These days general opinion of the Saturn has changed and gamers have now accepted the console as the connoisseur’s import hardware of choice; however all this “hardcore” attention towards the likes of Radiant Silvergun and Shinrei Jusatsushi Taromaru has robbed a lot otherwise perfectly good (and reasonably cheap) titles of their chance to shine. So if you do decide to dust off your Saturn today, don’t worry that you’ll come across someone boasting about playing Street Fighter Alpha 3 (with 4MB RAM cart!)as intended” or sharing photos of their complete set of US Magic Knight Rayearth picture disc variants (*yawn*), instead you should sit back with a copy of Fighters Megamix, Panzer Dragoon Zwei, or any of the other games shown in the screenshots in this post (mouseover an image for the title) and revel in the knowledge that you’re playing some of the finest games ever to grace the planet – and you didn’t need to break the bank to do so either!

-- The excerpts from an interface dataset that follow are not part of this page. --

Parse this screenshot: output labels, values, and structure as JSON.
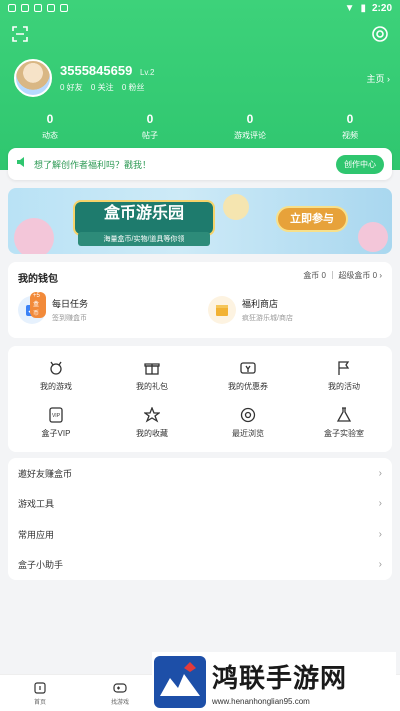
{
  "status_bar": {
    "time": "2:20"
  },
  "profile": {
    "username": "3555845659",
    "level": "Lv.2",
    "friends": "0 好友",
    "following": "0 关注",
    "fans": "0 粉丝",
    "home_link": "主页 ›"
  },
  "stats": [
    {
      "value": "0",
      "label": "动态"
    },
    {
      "value": "0",
      "label": "帖子"
    },
    {
      "value": "0",
      "label": "游戏评论"
    },
    {
      "value": "0",
      "label": "视频"
    }
  ],
  "notice": {
    "text": "想了解创作者福利吗？戳我！",
    "button": "创作中心"
  },
  "banner": {
    "title": "盒币游乐园",
    "subtitle": "海量盒币/实物/道具等你领",
    "button": "立即参与"
  },
  "wallet": {
    "title": "我的钱包",
    "coins": "盒币 0 ｜ 超级盒币 0 ›",
    "items": [
      {
        "name": "每日任务",
        "desc": "签到赚盒币",
        "tag": "+5盒币"
      },
      {
        "name": "福利商店",
        "desc": "疯狂游乐城/商店"
      }
    ]
  },
  "grid": [
    {
      "label": "我的游戏",
      "icon": "gamepad-icon"
    },
    {
      "label": "我的礼包",
      "icon": "gift-icon"
    },
    {
      "label": "我的优惠券",
      "icon": "coupon-icon"
    },
    {
      "label": "我的活动",
      "icon": "flag-icon"
    },
    {
      "label": "盒子VIP",
      "icon": "vip-icon"
    },
    {
      "label": "我的收藏",
      "icon": "star-icon"
    },
    {
      "label": "最近浏览",
      "icon": "eye-icon"
    },
    {
      "label": "盒子实验室",
      "icon": "flask-icon"
    }
  ],
  "list": [
    {
      "label": "邀好友赚盒币"
    },
    {
      "label": "游戏工具"
    },
    {
      "label": "常用应用"
    },
    {
      "label": "盒子小助手"
    }
  ],
  "tabs": [
    {
      "label": "首页"
    },
    {
      "label": "找游戏"
    }
  ],
  "watermark": {
    "brand": "鸿联手游网",
    "url": "www.henanhonglian95.com"
  },
  "colors": {
    "accent": "#2fc66f",
    "banner_button": "#e7a23a"
  }
}
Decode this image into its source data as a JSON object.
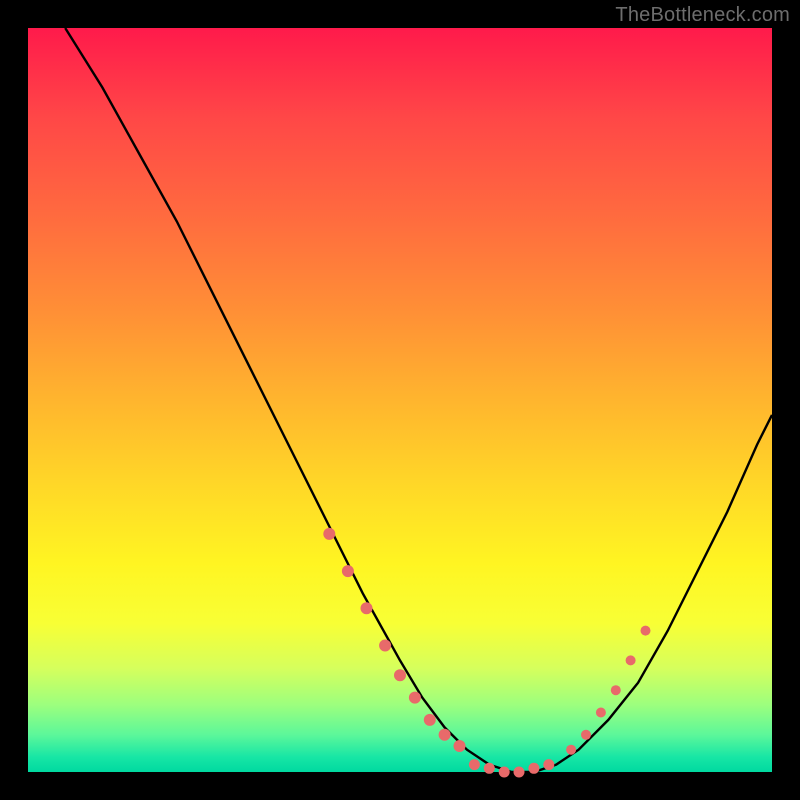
{
  "attribution": "TheBottleneck.com",
  "colors": {
    "page_bg": "#000000",
    "curve_stroke": "#000000",
    "marker_fill": "#e86a6a",
    "gradient_top": "#ff1a4b",
    "gradient_bottom": "#00d9a0"
  },
  "chart_data": {
    "type": "line",
    "title": "",
    "xlabel": "",
    "ylabel": "",
    "xlim": [
      0,
      100
    ],
    "ylim": [
      0,
      100
    ],
    "grid": false,
    "legend": null,
    "series": [
      {
        "name": "bottleneck-curve",
        "x": [
          5,
          10,
          15,
          20,
          25,
          30,
          35,
          40,
          45,
          50,
          53,
          56,
          59,
          62,
          65,
          68,
          71,
          74,
          78,
          82,
          86,
          90,
          94,
          98,
          100
        ],
        "values": [
          100,
          92,
          83,
          74,
          64,
          54,
          44,
          34,
          24,
          15,
          10,
          6,
          3,
          1,
          0,
          0,
          1,
          3,
          7,
          12,
          19,
          27,
          35,
          44,
          48
        ]
      }
    ],
    "markers_left": {
      "x": [
        40.5,
        43,
        45.5,
        48,
        50,
        52,
        54,
        56,
        58
      ],
      "values": [
        32,
        27,
        22,
        17,
        13,
        10,
        7,
        5,
        3.5
      ]
    },
    "markers_right": {
      "x": [
        73,
        75,
        77,
        79,
        81,
        83
      ],
      "values": [
        3,
        5,
        8,
        11,
        15,
        19
      ]
    },
    "floor_dots": {
      "x": [
        60,
        62,
        64,
        66,
        68,
        70
      ],
      "values": [
        1,
        0.5,
        0,
        0,
        0.5,
        1
      ]
    }
  }
}
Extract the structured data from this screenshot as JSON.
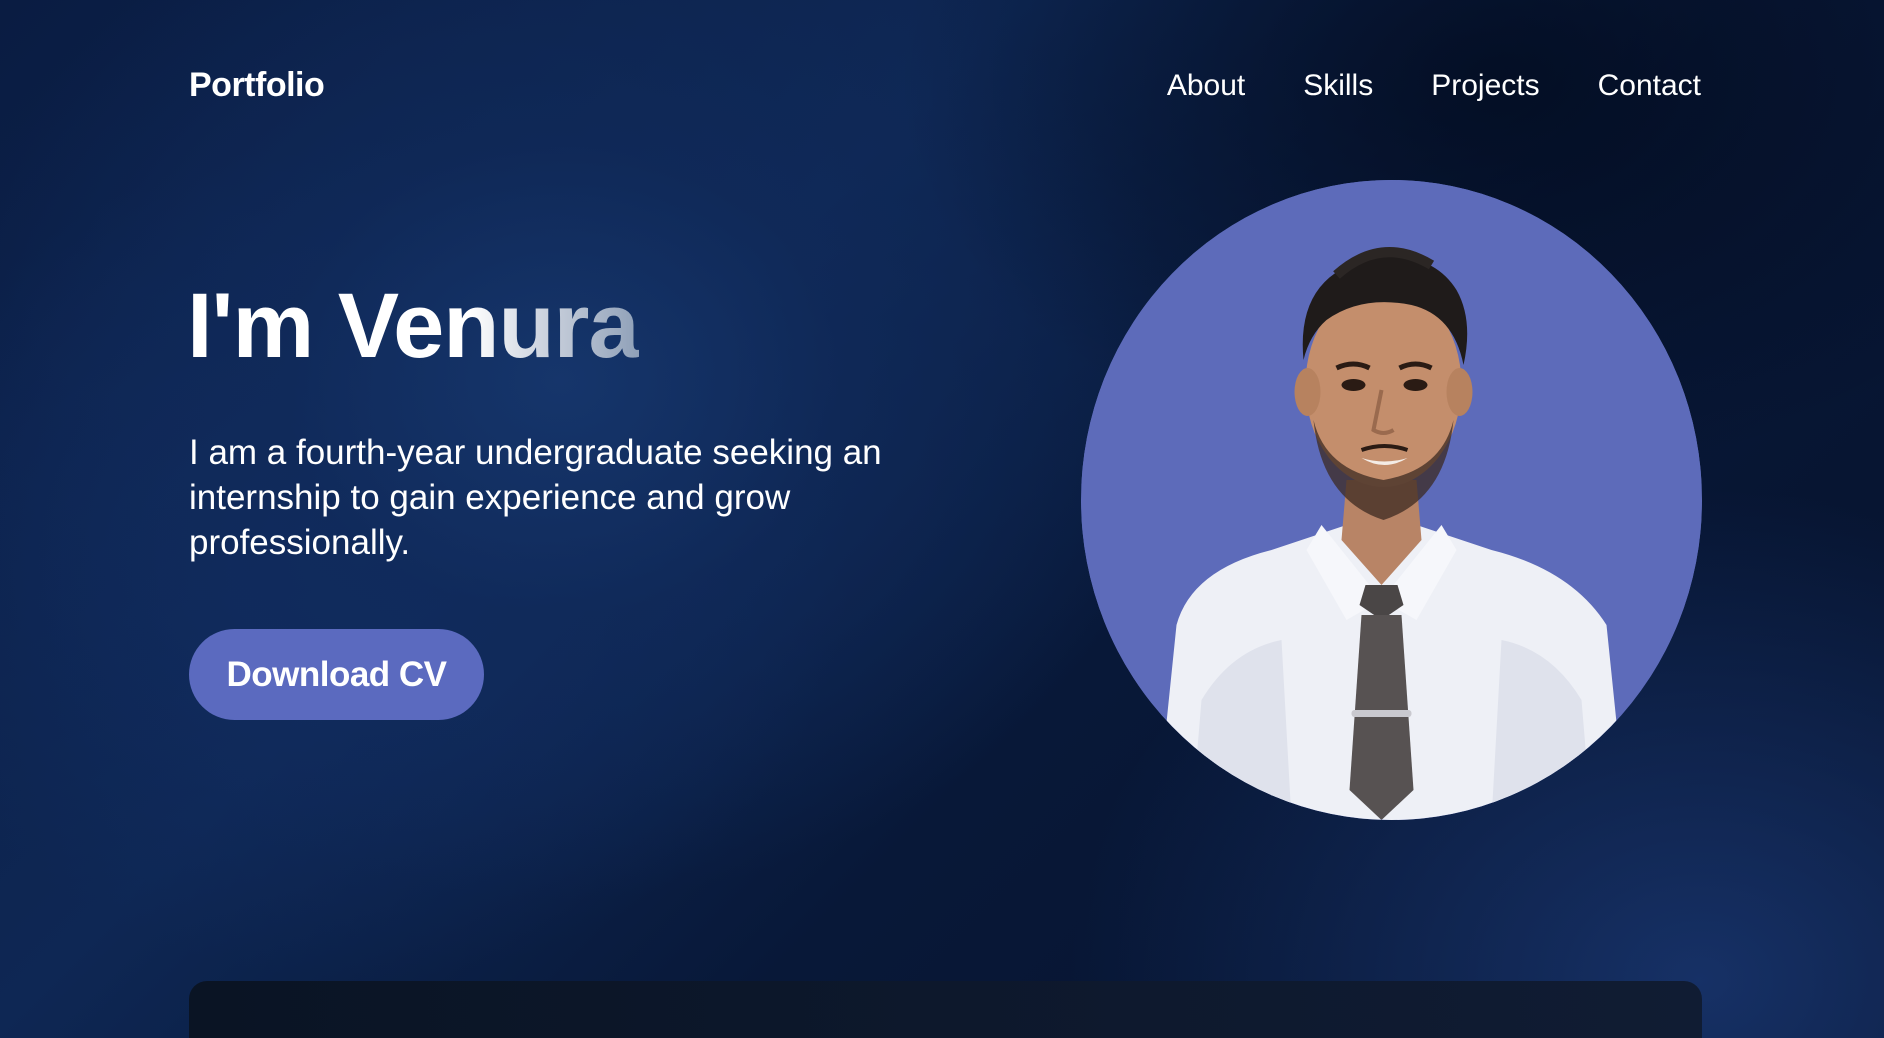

Have fun!

Oh, you’re still here? Want some more Saturn recommendations? Check out my top ten Saturn games*!